September 30, 2022

Read the Los Angeles Review of Books review for Furnace Creek

"The upheavals of the era, including the struggle for racial justice, the Vietnam War, class stratification and inequality, and women’s rights and gay rights, provide the backdrop for Newt’s story, told in his own voice..." Reviewed by Suzanne Keen.

Read Dickens for the Civil Rights–Era South: On Joseph Allen Boone’s “Furnace Creek”.

September 14, 2022

Read Southern Review of Books article for Furnace Creek

"The richness of these characters makes Furnace Creek work brilliantly. Boone gives them stories that compel the reader to see them as individuals in a specific time and place, not just characters suggesting Great Expectations. Newt is 35 when he is telling this story; its immediacy has become part of his identity." Reviewed by Barry V Qualls

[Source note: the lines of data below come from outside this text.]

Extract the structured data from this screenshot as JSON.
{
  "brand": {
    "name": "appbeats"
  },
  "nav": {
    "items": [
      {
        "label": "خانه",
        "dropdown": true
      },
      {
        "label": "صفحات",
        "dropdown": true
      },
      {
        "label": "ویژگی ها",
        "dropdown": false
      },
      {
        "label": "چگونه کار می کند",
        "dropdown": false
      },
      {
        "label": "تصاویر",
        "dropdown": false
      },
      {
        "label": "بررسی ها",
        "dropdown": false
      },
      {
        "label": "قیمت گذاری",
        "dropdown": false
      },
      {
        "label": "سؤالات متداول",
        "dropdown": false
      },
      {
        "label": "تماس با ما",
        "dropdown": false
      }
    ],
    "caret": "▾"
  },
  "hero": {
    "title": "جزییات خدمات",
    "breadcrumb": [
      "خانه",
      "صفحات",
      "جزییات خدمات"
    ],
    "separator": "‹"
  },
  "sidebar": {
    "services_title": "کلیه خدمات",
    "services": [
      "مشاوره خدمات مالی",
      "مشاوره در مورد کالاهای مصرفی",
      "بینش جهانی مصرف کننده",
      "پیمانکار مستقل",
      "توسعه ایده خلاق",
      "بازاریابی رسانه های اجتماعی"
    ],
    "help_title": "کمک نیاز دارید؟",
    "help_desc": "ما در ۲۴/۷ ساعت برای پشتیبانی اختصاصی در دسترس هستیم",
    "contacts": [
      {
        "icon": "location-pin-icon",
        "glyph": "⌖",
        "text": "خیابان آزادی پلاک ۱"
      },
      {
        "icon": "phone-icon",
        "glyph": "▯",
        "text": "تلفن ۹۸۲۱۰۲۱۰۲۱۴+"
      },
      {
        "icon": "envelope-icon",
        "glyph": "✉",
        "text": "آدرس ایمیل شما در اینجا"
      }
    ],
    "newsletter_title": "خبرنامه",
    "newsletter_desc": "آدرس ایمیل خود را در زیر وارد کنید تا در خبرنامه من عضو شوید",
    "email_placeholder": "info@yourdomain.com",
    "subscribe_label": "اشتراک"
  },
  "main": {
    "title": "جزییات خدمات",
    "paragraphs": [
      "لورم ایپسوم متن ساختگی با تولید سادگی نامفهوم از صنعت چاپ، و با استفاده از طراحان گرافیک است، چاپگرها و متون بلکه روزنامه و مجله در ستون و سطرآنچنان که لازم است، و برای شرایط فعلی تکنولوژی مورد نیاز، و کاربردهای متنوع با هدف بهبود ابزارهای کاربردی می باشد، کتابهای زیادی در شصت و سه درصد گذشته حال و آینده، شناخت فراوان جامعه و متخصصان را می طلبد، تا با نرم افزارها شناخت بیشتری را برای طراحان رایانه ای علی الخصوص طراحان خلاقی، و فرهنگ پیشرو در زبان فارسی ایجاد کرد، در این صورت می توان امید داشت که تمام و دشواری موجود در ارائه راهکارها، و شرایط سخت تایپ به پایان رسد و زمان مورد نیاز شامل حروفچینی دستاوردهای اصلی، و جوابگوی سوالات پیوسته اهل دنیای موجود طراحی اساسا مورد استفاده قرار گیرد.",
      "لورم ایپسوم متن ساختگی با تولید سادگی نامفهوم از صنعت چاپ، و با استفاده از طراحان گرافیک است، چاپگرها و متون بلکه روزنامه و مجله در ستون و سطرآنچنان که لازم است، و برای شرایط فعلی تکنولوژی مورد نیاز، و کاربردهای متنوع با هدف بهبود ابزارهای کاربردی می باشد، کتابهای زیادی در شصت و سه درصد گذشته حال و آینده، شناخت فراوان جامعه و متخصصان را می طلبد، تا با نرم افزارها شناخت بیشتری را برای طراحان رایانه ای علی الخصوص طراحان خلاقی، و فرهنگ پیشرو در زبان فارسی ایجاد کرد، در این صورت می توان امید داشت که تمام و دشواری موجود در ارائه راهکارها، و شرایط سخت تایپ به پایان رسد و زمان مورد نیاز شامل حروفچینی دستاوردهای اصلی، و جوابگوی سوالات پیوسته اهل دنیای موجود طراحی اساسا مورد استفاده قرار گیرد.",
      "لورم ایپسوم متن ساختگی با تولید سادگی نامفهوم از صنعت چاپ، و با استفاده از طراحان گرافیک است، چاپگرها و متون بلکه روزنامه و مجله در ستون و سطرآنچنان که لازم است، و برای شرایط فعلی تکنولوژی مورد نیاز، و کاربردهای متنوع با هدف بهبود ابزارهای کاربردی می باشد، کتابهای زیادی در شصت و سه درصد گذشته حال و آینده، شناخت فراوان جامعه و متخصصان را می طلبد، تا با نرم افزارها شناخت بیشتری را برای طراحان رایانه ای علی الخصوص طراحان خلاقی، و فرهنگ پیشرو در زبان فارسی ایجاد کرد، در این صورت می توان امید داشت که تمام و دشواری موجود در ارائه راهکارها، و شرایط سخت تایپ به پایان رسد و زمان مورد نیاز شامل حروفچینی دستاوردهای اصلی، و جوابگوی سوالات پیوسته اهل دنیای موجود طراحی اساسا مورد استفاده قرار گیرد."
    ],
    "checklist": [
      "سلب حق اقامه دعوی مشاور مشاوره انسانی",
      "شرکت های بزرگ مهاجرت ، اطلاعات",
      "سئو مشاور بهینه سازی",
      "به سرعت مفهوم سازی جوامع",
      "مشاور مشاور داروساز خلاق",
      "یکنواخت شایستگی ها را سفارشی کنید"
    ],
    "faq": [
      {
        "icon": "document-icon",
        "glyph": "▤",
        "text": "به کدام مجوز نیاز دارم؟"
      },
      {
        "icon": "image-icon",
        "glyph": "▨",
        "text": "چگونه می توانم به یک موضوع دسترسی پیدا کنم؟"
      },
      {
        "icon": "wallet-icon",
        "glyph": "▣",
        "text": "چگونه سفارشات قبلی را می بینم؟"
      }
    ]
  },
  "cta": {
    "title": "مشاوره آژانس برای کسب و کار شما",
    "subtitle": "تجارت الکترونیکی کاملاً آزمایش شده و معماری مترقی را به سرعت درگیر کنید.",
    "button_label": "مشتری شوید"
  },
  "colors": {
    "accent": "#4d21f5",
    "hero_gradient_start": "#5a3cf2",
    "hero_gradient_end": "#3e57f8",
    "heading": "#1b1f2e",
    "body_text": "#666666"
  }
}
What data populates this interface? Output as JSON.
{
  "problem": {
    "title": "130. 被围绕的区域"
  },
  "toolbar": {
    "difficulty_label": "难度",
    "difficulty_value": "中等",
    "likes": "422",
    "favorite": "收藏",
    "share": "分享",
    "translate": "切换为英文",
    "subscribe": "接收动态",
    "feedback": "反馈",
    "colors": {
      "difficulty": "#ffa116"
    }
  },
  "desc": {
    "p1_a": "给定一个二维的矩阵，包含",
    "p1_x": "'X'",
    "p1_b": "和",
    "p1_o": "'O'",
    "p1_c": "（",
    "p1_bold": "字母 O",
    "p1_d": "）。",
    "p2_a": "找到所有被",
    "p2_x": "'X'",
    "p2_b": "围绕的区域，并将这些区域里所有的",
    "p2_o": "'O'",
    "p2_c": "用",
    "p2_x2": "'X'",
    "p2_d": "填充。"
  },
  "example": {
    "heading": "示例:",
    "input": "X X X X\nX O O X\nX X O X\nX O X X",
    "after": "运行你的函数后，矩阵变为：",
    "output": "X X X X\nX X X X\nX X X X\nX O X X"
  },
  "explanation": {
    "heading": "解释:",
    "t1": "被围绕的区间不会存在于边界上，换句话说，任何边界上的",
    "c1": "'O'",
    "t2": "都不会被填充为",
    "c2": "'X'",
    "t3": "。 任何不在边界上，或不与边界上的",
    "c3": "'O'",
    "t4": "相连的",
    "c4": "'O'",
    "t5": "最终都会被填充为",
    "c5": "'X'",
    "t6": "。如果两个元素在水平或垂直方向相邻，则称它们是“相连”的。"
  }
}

“Furnace Creek”: Lyrical, Memorable, and Character-Driven

May/June 2022

Read The Gay & Lesbian Review article for Furnace Creek

"The love of literature hinges not just on beautiful writing but an awareness that the stories of the past have a lot to teach us about the present. By transporting Dickens into our era, Boone demonstrates just that." Reviewed by Lewis DeSimone.

Read A Pip for the 60's